■ How to complete this task: Report each line from the listing that the string "ylabel" appears in.

■ Extracted entries:
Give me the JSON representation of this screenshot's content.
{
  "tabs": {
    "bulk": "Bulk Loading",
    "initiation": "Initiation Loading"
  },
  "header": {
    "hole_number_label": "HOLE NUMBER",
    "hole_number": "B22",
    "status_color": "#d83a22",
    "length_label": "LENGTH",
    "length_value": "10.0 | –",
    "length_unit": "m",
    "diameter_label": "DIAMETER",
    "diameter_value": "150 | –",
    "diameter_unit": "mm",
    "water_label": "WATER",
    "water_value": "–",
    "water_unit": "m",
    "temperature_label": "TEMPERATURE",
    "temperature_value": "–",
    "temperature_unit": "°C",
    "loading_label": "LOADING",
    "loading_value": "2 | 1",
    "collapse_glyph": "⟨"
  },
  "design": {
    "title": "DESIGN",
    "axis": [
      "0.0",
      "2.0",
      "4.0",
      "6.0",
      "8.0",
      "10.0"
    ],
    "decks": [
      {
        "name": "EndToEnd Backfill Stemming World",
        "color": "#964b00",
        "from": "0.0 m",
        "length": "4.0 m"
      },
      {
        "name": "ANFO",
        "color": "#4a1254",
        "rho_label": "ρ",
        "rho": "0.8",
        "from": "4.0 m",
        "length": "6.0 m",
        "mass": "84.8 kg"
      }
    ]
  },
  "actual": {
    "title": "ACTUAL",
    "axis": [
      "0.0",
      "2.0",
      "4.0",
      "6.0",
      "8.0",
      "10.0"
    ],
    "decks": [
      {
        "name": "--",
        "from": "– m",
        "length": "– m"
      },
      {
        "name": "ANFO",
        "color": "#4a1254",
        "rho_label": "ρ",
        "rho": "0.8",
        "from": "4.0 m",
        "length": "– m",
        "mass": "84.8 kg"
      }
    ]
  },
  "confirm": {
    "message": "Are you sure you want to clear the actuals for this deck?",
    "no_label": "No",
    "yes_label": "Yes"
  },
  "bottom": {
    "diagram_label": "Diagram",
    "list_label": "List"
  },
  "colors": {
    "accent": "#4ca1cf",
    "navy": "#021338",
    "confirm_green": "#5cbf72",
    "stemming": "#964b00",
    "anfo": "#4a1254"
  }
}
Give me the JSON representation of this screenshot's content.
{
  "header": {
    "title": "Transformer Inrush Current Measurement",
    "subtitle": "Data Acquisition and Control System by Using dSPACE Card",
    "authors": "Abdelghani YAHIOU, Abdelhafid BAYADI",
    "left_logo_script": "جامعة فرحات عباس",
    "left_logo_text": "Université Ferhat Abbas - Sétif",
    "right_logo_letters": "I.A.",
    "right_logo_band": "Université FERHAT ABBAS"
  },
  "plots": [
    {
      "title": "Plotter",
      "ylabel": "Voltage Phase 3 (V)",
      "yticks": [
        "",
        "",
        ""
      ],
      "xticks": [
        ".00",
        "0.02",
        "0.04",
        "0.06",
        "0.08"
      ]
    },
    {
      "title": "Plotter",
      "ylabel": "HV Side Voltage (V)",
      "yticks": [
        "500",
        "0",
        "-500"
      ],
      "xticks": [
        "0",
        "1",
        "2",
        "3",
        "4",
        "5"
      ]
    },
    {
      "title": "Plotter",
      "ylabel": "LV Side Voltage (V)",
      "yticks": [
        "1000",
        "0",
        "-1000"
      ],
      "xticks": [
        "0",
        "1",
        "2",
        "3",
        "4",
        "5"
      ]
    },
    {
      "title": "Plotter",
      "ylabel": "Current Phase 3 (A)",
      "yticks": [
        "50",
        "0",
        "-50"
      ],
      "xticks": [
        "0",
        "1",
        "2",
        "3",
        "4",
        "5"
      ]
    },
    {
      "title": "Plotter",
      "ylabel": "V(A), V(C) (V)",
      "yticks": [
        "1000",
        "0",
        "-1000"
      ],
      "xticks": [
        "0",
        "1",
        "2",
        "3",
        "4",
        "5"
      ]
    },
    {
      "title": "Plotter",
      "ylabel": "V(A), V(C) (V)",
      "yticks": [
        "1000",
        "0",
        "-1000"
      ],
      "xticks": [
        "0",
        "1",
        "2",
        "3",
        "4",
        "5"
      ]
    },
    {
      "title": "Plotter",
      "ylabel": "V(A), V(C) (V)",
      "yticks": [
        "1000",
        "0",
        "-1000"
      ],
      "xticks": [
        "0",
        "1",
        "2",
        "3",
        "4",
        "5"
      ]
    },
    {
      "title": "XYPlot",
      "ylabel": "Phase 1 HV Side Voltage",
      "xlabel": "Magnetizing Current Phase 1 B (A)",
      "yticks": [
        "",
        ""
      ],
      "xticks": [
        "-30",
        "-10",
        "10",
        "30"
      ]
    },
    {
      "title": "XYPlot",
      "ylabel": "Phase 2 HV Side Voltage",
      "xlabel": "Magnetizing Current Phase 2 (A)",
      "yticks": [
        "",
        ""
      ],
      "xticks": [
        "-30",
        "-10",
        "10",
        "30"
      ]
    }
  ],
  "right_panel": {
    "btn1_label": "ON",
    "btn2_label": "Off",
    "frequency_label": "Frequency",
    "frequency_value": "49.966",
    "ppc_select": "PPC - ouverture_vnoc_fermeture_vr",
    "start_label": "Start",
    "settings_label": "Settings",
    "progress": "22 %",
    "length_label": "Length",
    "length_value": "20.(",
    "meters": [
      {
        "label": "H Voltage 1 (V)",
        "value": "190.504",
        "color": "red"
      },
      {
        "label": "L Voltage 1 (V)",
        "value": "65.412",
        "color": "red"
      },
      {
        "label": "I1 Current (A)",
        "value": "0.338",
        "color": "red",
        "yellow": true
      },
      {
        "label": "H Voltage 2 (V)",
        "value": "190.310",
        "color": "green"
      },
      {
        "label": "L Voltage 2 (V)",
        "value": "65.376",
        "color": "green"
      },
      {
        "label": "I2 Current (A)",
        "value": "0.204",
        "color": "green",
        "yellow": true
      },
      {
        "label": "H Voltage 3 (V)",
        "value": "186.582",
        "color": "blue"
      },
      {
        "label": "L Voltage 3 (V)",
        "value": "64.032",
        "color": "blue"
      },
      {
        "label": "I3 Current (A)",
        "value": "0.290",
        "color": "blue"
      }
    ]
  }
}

■ Task solution:
      "ylabel": "Voltage Phase 3 (V)",
      "ylabel": "HV Side Voltage (V)",
      "ylabel": "LV Side Voltage (V)",
      "ylabel": "Current Phase 3 (A)",
      "ylabel": "V(A), V(C) (V)",
      "ylabel": "V(A), V(C) (V)",
      "ylabel": "V(A), V(C) (V)",
      "ylabel": "Phase 1 HV Side Voltage",
      "ylabel": "Phase 2 HV Side Voltage",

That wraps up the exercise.